Health unions in England are threatening an escalation of strike action if there is no move from the government to improve on this year’s NHS pay offer, as nurses prepare for fresh walkouts this week.
The Royal College of Nursing said it would announce new strike dates for February before Wednesday, when “tens of thousands” of its members are set to strike at 55 NHS trusts across England that were not part of its previous action in December.
If there was no progress in pay talks by the end of the month, February’s strikes would be more than twice as big, involving all eligible members in England, the RCN said.
Health secretary Steve Barclay is considering a one-off payment to nurses to help with cost-of-living pressures, but has been told by the UK Treasury it must be paid from within his existing departmental budget.
Barclay has told nursing leaders to help identify efficiency savings to find cash to fund a lump-sum payment and future pay rise.
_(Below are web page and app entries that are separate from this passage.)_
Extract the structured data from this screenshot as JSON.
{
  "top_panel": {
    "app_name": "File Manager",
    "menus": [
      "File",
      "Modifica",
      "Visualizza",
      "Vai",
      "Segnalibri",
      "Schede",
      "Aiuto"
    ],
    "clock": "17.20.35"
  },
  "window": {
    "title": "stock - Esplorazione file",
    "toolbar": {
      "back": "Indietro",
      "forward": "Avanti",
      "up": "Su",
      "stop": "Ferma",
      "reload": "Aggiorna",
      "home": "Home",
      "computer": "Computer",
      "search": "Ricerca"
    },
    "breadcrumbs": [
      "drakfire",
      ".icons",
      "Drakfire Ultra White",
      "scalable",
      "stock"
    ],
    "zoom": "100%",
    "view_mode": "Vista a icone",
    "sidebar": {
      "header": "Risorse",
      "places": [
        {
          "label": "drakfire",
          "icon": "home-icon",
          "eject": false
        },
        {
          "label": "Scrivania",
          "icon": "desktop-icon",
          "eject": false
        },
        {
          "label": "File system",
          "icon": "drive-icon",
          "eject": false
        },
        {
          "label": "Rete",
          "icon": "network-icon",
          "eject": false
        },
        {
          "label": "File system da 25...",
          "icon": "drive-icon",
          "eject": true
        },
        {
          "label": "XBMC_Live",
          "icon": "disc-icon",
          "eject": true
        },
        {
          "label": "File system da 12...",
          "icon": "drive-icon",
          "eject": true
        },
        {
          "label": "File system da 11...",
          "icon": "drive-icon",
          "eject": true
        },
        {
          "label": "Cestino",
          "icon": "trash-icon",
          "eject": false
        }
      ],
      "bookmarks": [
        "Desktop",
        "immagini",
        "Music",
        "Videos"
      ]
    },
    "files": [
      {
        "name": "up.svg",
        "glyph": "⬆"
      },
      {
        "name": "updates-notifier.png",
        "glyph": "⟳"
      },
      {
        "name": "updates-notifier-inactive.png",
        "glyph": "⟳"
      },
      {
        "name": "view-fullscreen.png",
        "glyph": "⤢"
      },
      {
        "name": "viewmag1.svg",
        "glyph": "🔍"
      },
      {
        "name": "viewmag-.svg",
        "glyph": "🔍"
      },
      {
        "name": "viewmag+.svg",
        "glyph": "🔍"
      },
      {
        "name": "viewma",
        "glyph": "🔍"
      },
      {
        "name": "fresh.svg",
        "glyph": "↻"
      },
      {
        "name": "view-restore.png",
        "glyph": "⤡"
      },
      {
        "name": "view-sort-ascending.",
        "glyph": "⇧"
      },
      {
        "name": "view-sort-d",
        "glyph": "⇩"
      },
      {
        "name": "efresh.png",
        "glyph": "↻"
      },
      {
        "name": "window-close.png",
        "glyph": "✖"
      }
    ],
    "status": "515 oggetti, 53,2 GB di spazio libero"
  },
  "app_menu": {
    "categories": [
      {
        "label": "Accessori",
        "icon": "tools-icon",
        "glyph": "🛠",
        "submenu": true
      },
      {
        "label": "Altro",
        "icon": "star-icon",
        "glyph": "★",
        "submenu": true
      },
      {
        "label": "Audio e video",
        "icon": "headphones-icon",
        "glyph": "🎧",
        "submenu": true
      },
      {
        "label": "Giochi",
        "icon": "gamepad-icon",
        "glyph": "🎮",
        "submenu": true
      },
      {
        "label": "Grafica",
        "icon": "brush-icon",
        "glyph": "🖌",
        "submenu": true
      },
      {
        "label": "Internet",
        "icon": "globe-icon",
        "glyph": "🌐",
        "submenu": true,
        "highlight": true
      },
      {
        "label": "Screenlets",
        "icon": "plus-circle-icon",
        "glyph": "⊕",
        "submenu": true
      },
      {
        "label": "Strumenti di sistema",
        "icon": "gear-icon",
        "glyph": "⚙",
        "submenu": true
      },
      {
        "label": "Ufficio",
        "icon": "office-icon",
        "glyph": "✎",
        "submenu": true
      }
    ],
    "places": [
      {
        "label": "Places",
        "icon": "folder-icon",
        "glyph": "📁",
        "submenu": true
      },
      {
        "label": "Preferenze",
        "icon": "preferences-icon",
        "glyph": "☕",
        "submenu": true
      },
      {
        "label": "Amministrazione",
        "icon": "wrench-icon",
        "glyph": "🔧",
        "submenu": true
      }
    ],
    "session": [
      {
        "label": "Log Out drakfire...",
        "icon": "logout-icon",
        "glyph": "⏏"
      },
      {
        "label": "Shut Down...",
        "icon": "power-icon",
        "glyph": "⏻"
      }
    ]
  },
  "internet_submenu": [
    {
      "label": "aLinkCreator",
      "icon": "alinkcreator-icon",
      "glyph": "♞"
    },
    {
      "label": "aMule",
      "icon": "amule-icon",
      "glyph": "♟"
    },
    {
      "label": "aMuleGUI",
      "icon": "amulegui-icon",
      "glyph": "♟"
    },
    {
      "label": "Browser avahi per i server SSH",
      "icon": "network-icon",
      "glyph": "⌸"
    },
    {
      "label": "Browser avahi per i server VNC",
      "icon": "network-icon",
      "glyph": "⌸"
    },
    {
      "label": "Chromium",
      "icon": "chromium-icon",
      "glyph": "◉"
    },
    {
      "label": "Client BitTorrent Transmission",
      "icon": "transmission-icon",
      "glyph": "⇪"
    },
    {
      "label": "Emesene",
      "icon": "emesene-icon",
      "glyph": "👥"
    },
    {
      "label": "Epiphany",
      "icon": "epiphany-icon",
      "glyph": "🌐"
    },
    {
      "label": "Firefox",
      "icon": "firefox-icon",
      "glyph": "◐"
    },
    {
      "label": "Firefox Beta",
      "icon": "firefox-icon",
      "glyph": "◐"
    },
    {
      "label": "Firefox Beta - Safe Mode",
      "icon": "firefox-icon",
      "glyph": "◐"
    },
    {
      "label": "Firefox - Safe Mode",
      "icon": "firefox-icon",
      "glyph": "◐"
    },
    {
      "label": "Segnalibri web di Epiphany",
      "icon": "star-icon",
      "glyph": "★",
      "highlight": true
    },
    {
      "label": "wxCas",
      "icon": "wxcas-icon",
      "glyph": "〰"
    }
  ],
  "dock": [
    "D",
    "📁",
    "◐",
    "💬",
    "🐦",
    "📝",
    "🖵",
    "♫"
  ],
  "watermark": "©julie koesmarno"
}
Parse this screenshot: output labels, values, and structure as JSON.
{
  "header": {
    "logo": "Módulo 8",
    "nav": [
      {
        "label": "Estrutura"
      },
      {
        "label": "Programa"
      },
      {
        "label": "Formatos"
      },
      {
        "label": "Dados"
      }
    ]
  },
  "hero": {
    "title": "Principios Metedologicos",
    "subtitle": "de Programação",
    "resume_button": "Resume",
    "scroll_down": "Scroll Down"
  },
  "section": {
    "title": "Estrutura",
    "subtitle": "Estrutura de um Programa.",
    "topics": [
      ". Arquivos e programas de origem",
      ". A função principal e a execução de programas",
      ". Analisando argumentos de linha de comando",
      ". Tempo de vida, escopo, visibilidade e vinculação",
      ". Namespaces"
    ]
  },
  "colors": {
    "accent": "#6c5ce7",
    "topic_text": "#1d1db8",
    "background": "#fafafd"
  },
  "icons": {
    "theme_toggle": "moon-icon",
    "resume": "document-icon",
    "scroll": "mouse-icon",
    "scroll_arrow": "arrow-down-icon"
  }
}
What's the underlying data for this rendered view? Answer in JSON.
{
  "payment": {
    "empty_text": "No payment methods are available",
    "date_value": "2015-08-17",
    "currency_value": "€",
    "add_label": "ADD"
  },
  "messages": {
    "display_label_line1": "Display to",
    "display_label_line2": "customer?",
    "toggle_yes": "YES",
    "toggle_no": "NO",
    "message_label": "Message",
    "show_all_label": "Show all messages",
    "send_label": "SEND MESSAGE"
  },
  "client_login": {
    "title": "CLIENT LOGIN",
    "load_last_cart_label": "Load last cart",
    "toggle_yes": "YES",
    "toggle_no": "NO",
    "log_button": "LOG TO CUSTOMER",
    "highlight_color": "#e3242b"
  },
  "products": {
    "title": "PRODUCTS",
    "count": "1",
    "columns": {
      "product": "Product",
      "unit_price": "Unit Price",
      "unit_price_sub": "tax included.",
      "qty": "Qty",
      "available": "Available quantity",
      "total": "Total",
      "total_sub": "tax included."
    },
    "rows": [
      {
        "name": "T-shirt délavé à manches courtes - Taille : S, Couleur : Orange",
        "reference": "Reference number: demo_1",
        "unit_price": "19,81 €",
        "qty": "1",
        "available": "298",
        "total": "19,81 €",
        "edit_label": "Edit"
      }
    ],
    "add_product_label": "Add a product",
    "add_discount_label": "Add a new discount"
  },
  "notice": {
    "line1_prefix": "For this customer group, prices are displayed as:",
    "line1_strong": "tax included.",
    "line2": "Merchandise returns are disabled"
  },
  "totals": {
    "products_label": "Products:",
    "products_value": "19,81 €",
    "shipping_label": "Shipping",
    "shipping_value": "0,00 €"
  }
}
His allies said they “totally rejected” suggestions of a cabinet split on the issue.
More talks are expected this week, but the Treasury’s focus is on addressing pay concerns in the NHS, primarily through the independent pay review process for the 2023-24 pay round.
In contrast, the RCN has paused planned strikes in Scotland after the Scottish government said it would accelerate talks on a pay deal for 2023-24 that could then be backdated to January, effectively giving staff a pay rise for part of the current financial year as well.
“The prime minister gave nursing staff a little optimism that he was beginning to move, but seven days later he appears entirely uninterested in finding a way to stop this,” said Pat Cullen, RCN’s general secretary, accusing Rishi Sunak of “baffling, reckless and politically ill-considered” intransigence.
The GMB union has also said it could announce dates next week for a series of further strikes by ambulance staff.
Meanwhile, strike action could spread to state education, with the National Education Union set to announce on Monday the result of a ballot covering about 250,000 teachers and 50,000 support staff across England and Wales.
The NAHT headteachers’ union is also set to announce its ballot result. NAHT general secretary Paul Whiteman told the Observer newspaper that even if ballots failed to clear thresholds for turnout — as happened last week with the teachers’ union NASUWT — unions might ask their members to vote again should disputes remained unresolved.
Hopes of progress on one front are rising, however, with rail employers edging towards a deal with the RMT union, whose members were among the first to strike in the wave of industrial action now sweeping the UK.
Train company bosses and unions are set to resume talks this week, amid growing optimism that a deal could be within reach to end at least some of the strikes that have hobbled the railway for more than six months.
Transport secretary Mark Harper said on Sunday that he was optimistic that the two sides could reach an agreement. “I hope there will be a deal, I am not going to put an artificial timetable on it . . . but I think both the companies and the rail unions are keen to reach an agreement,” he told the BBC.
The RMT and TSSA unions said last week they were “working jointly” with train companies towards a new offer, after ministers allowed the industry to table a higher pay deal of 9 per cent over two years, tied to reforms to working practices.
Industry bosses are also optimistic that the RMT will look again at a similar pay offer from Network Rail, which was rejected late last year.
But even as hope rises over one part of the tangle of industrial disputes on the railways, Aslef, the union representing train drivers, is on Monday set to reject a separate pay offer of 8 per cent over two years from train companies, raising the prospect of further industrial action.
Aslef’s executive committee, made up of eight serving train drivers, will meet on Monday to discuss the offer from the Rail Delivery Group industry body, but its boss has warned “there is not one line” in the offer he could support.